[[ Record extracts open ]]

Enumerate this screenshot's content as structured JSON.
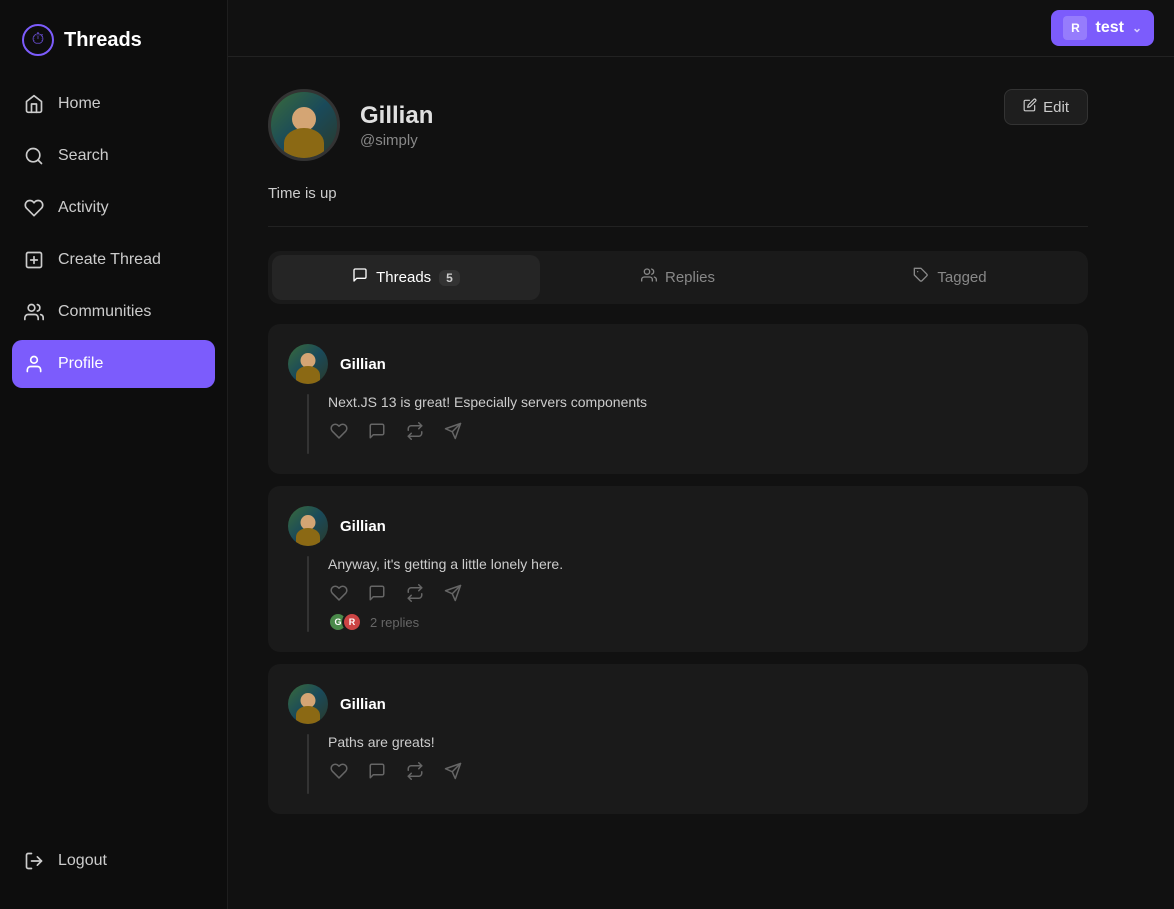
{
  "app": {
    "title": "Threads",
    "logo": "⏱"
  },
  "workspace": {
    "name": "test",
    "icon": "R"
  },
  "sidebar": {
    "items": [
      {
        "id": "home",
        "label": "Home",
        "icon": "⌂"
      },
      {
        "id": "search",
        "label": "Search",
        "icon": "○"
      },
      {
        "id": "activity",
        "label": "Activity",
        "icon": "♡"
      },
      {
        "id": "create-thread",
        "label": "Create Thread",
        "icon": "⊕"
      },
      {
        "id": "communities",
        "label": "Communities",
        "icon": "⊕"
      },
      {
        "id": "profile",
        "label": "Profile",
        "icon": "◎",
        "active": true
      }
    ],
    "logout": {
      "label": "Logout",
      "icon": "↩"
    }
  },
  "profile": {
    "name": "Gillian",
    "handle": "@simply",
    "bio": "Time is up",
    "edit_btn": "Edit"
  },
  "tabs": [
    {
      "id": "threads",
      "label": "Threads",
      "badge": "5",
      "active": true
    },
    {
      "id": "replies",
      "label": "Replies",
      "badge": null,
      "active": false
    },
    {
      "id": "tagged",
      "label": "Tagged",
      "badge": null,
      "active": false
    }
  ],
  "threads": [
    {
      "id": 1,
      "author": "Gillian",
      "text": "Next.JS 13 is great! Especially servers components",
      "replies_count": null,
      "reply_avatars": []
    },
    {
      "id": 2,
      "author": "Gillian",
      "text": "Anyway, it's getting a little lonely here.",
      "replies_count": "2 replies",
      "reply_avatars": [
        "G",
        "R"
      ]
    },
    {
      "id": 3,
      "author": "Gillian",
      "text": "Paths are greats!",
      "replies_count": null,
      "reply_avatars": []
    }
  ]
}
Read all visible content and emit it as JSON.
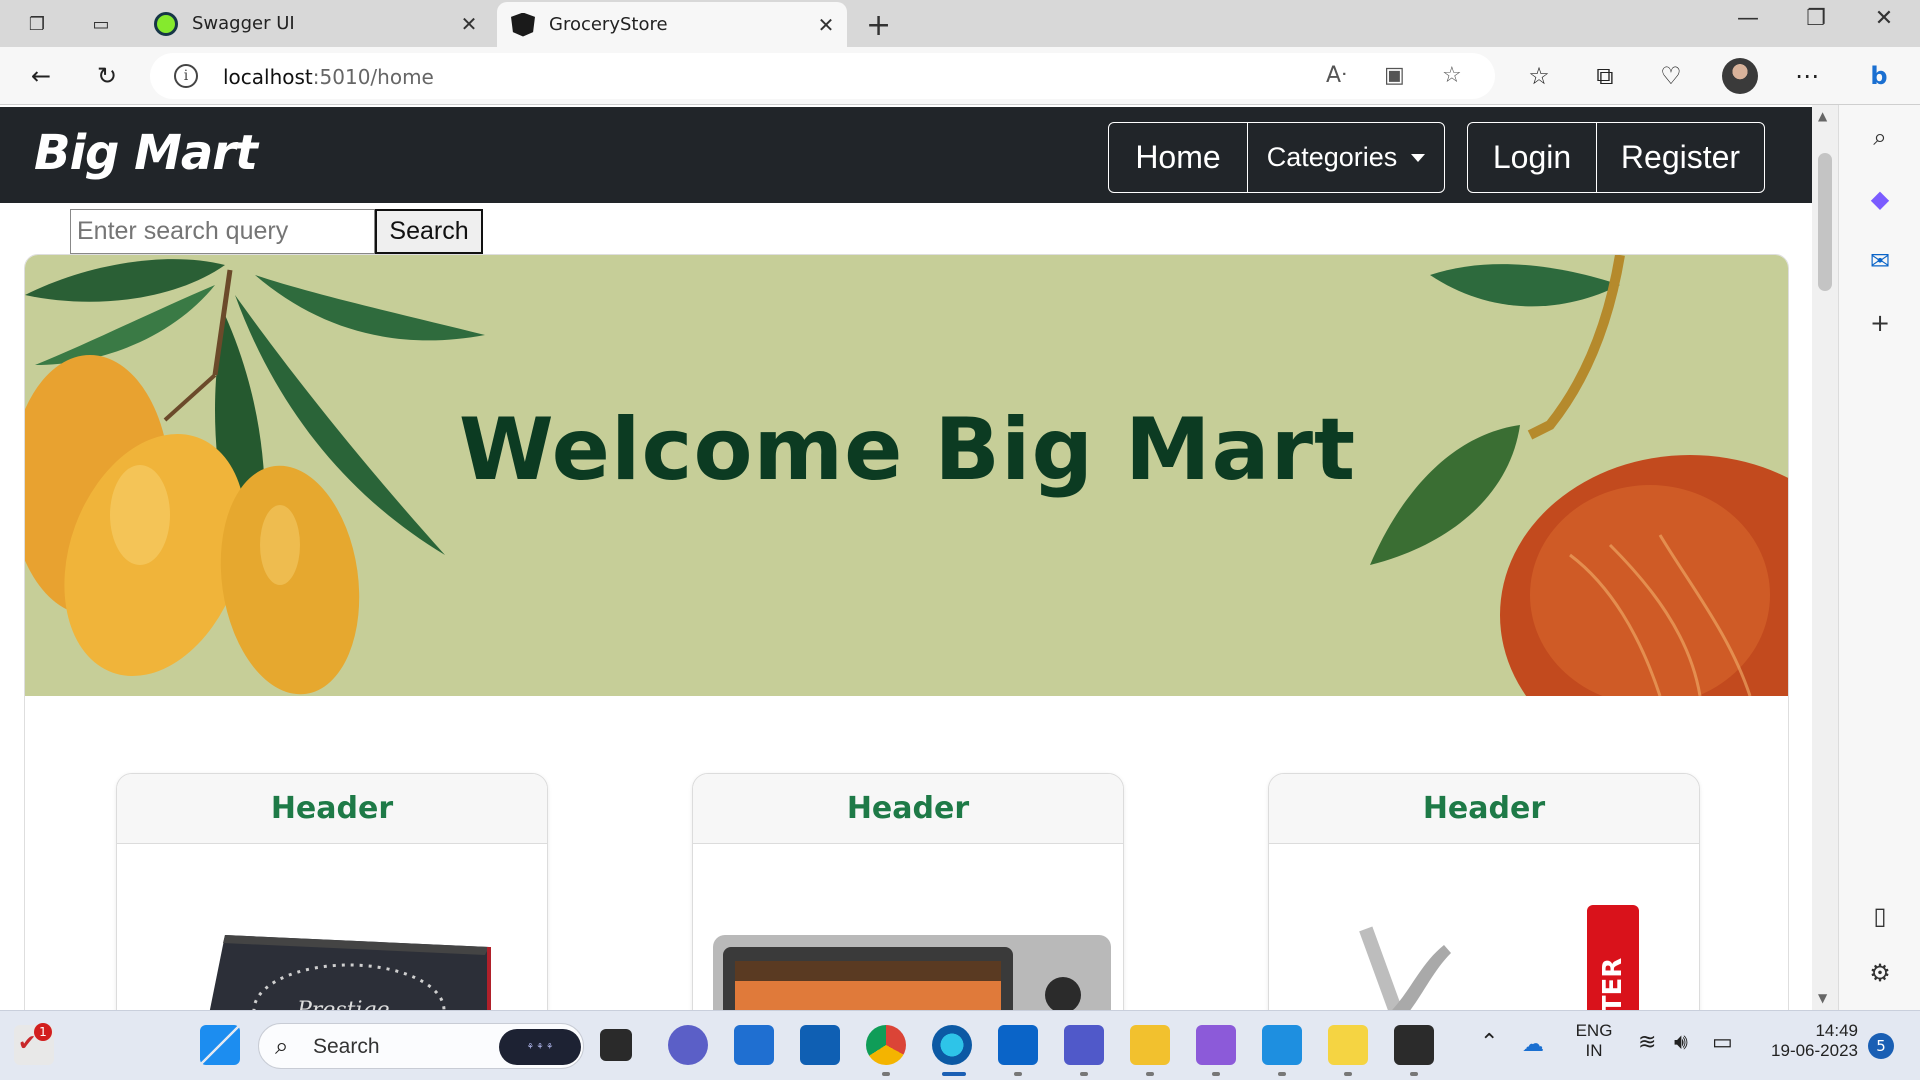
{
  "browser": {
    "tabs": [
      {
        "label": "Swagger UI",
        "active": false
      },
      {
        "label": "GroceryStore",
        "active": true
      }
    ],
    "url_host": "localhost",
    "url_path": ":5010/home"
  },
  "site": {
    "brand": "Big Mart",
    "nav": {
      "home": "Home",
      "categories": "Categories",
      "login": "Login",
      "register": "Register"
    },
    "search": {
      "placeholder": "Enter search query",
      "button": "Search"
    },
    "banner_title": "Welcome Big Mart",
    "products": [
      {
        "header": "Header",
        "image": "induction-cooktop"
      },
      {
        "header": "Header",
        "image": "oven-toaster-grill"
      },
      {
        "header": "Header",
        "image": "mixer-blade"
      }
    ]
  },
  "taskbar": {
    "search_label": "Search",
    "language": "ENG",
    "region": "IN",
    "time": "14:49",
    "date": "19-06-2023",
    "notifications": "5",
    "app_badge": "1"
  },
  "colors": {
    "site_nav_bg": "#212529",
    "banner_bg": "#c6ce98",
    "banner_title": "#0c3b22",
    "card_header": "#1e7a47"
  }
}
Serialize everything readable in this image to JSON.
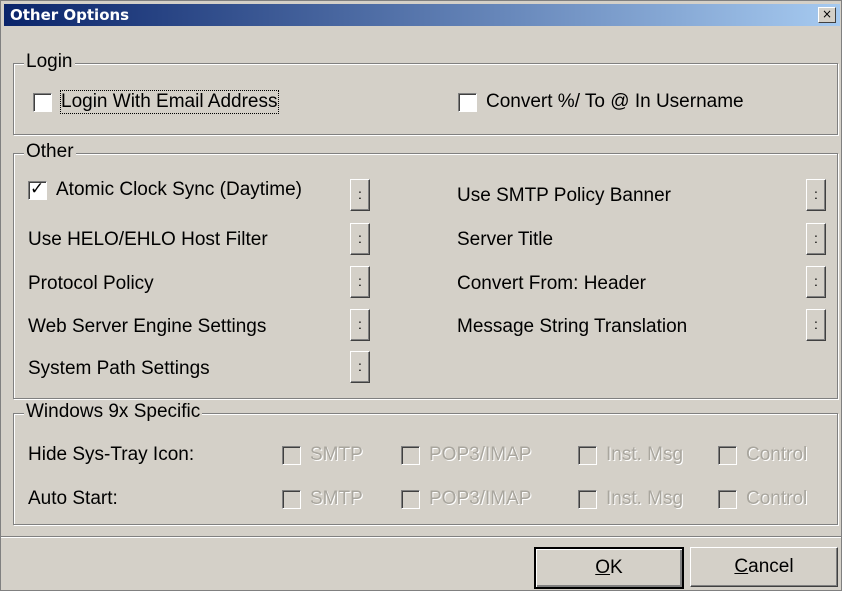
{
  "window": {
    "title": "Other Options",
    "close_glyph": "×"
  },
  "login": {
    "legend": "Login",
    "email_login": {
      "label": "Login With Email Address",
      "checked": false
    },
    "convert_percent": {
      "label": "Convert %/ To @ In Username",
      "checked": false
    }
  },
  "other": {
    "legend": "Other",
    "atomic_clock": {
      "label": "Atomic Clock Sync (Daytime)",
      "checked": true
    },
    "left_items": [
      "Use HELO/EHLO Host Filter",
      "Protocol Policy",
      "Web Server Engine Settings",
      "System Path Settings"
    ],
    "right_items": [
      "Use SMTP Policy Banner",
      "Server Title",
      "Convert From: Header",
      "Message String Translation"
    ],
    "ellipsis": ":"
  },
  "win9x": {
    "legend": "Windows 9x Specific",
    "hide_tray_label": "Hide Sys-Tray Icon:",
    "auto_start_label": "Auto Start:",
    "options": [
      "SMTP",
      "POP3/IMAP",
      "Inst. Msg",
      "Control"
    ]
  },
  "buttons": {
    "ok": "OK",
    "ok_mnemonic": "O",
    "ok_rest": "K",
    "cancel": "Cancel",
    "cancel_mnemonic": "C",
    "cancel_rest": "ancel"
  }
}
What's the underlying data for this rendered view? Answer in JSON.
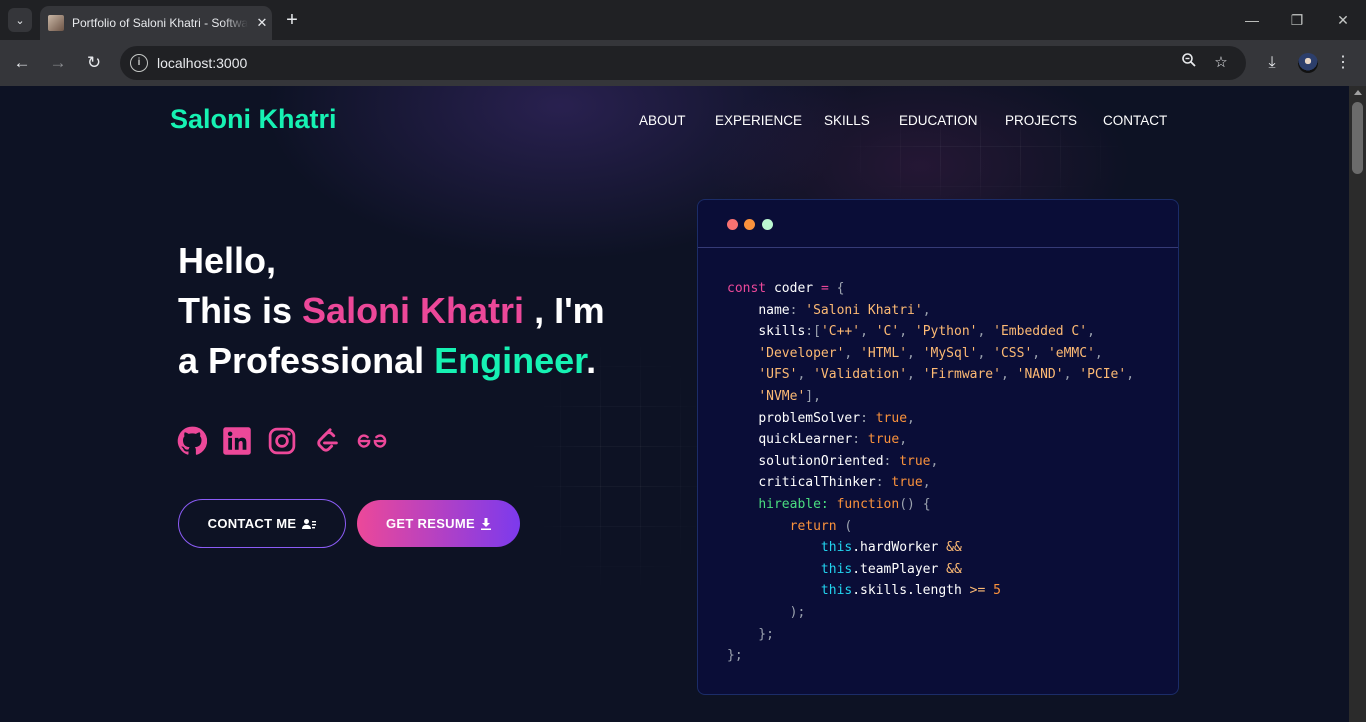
{
  "browser": {
    "tab_title": "Portfolio of Saloni Khatri - Software Developer",
    "url": "localhost:3000"
  },
  "site": {
    "brand": "Saloni Khatri",
    "nav": [
      "ABOUT",
      "EXPERIENCE",
      "SKILLS",
      "EDUCATION",
      "PROJECTS",
      "CONTACT"
    ]
  },
  "hero": {
    "line1": "Hello,",
    "line2_prefix": "This is ",
    "name": "Saloni Khatri",
    "line2_suffix": " , I'm",
    "line3_prefix": "a Professional ",
    "role": "Engineer",
    "line3_suffix": ".",
    "contact_label": "CONTACT ME",
    "resume_label": "GET RESUME",
    "social_icons": [
      "github-icon",
      "linkedin-icon",
      "instagram-icon",
      "leetcode-icon",
      "geeksforgeeks-icon"
    ]
  },
  "code": {
    "l1_kw": "const",
    "l1_var": " coder ",
    "l1_eq": "=",
    "l1_brace": " {",
    "name_key": "name",
    "name_val": "'Saloni Khatri'",
    "skills_key": "skills",
    "skills": [
      "'C++'",
      "'C'",
      "'Python'",
      "'Embedded C'",
      "'Developer'",
      "'HTML'",
      "'MySql'",
      "'CSS'",
      "'eMMC'",
      "'UFS'",
      "'Validation'",
      "'Firmware'",
      "'NAND'",
      "'PCIe'",
      "'NVMe'"
    ],
    "problem_key": "problemSolver",
    "quick_key": "quickLearner",
    "solution_key": "solutionOriented",
    "critical_key": "criticalThinker",
    "true_val": "true",
    "hireable_key": "hireable:",
    "function_kw": "function",
    "return_kw": "return",
    "this_kw": "this",
    "hard": ".hardWorker",
    "team": ".teamPlayer",
    "skills_len": ".skills.length",
    "and_op": "&&",
    "gte_op": ">=",
    "five": "5"
  },
  "colors": {
    "accent_pink": "#ec4899",
    "accent_green": "#16f2b3",
    "accent_violet": "#7c3aed",
    "page_bg": "#0d1224",
    "card_bg": "#0a0d37",
    "dot_red": "#f87171",
    "dot_orange": "#fb923c",
    "dot_green": "#bbf7d0"
  }
}
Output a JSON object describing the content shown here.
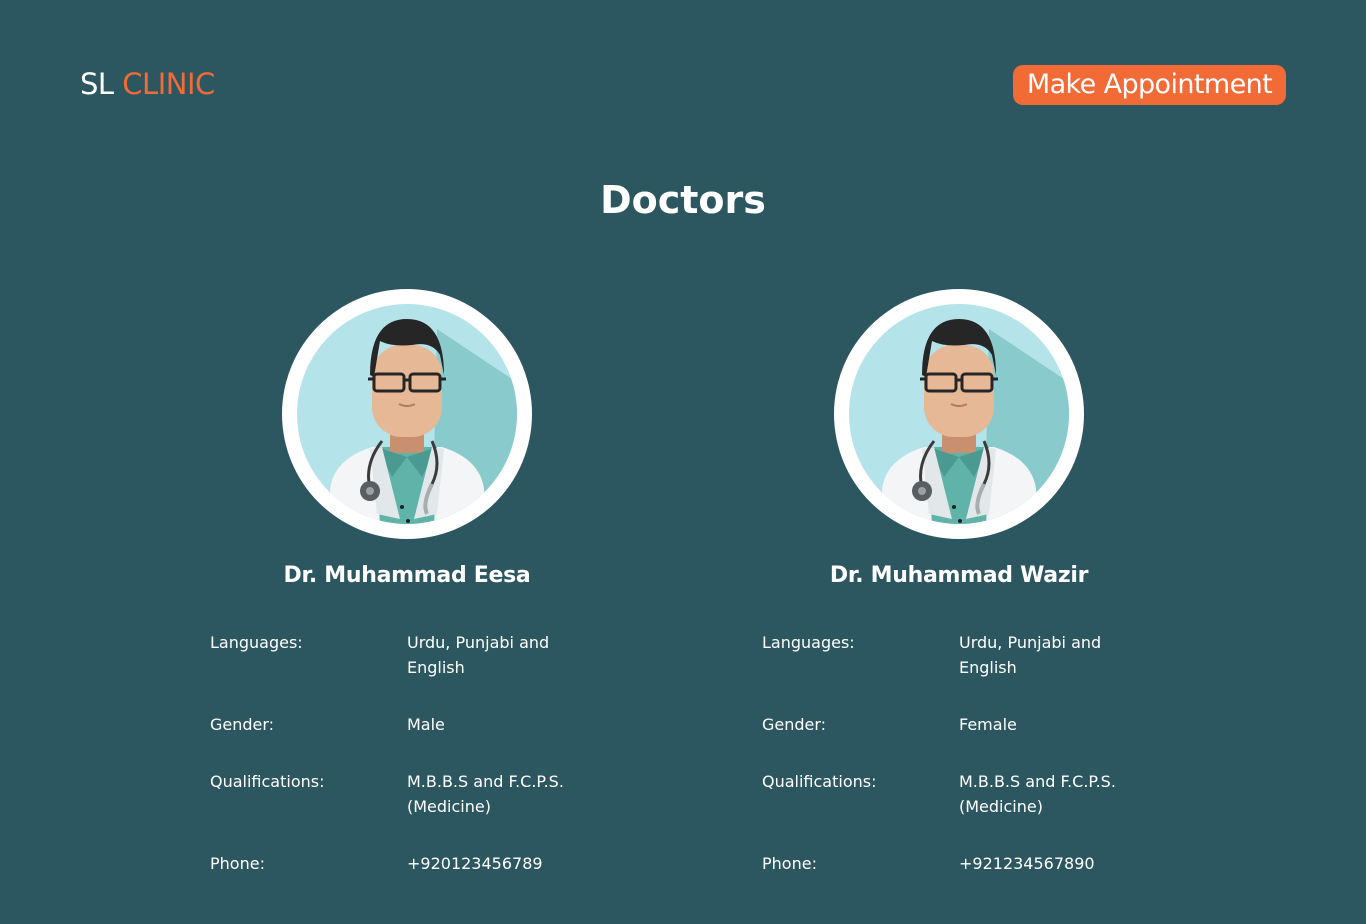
{
  "header": {
    "logo_first": "SL",
    "logo_second": "CLINIC",
    "appointment_button": "Make Appointment"
  },
  "page": {
    "title": "Doctors"
  },
  "labels": {
    "languages": "Languages:",
    "gender": "Gender:",
    "qualifications": "Qualifications:",
    "phone": "Phone:"
  },
  "doctors": [
    {
      "name": "Dr. Muhammad Eesa",
      "avatar_icon": "doctor-avatar-icon",
      "languages": "Urdu, Punjabi and English",
      "gender": "Male",
      "qualifications": "M.B.B.S and F.C.P.S. (Medicine)",
      "phone": "+920123456789"
    },
    {
      "name": "Dr. Muhammad Wazir",
      "avatar_icon": "doctor-avatar-icon",
      "languages": "Urdu, Punjabi and English",
      "gender": "Female",
      "qualifications": "M.B.B.S and F.C.P.S. (Medicine)",
      "phone": "+921234567890"
    }
  ],
  "colors": {
    "background": "#2d5760",
    "accent": "#f26a35",
    "text": "#ffffff"
  }
}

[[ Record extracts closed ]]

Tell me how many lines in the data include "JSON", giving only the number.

### Your response
5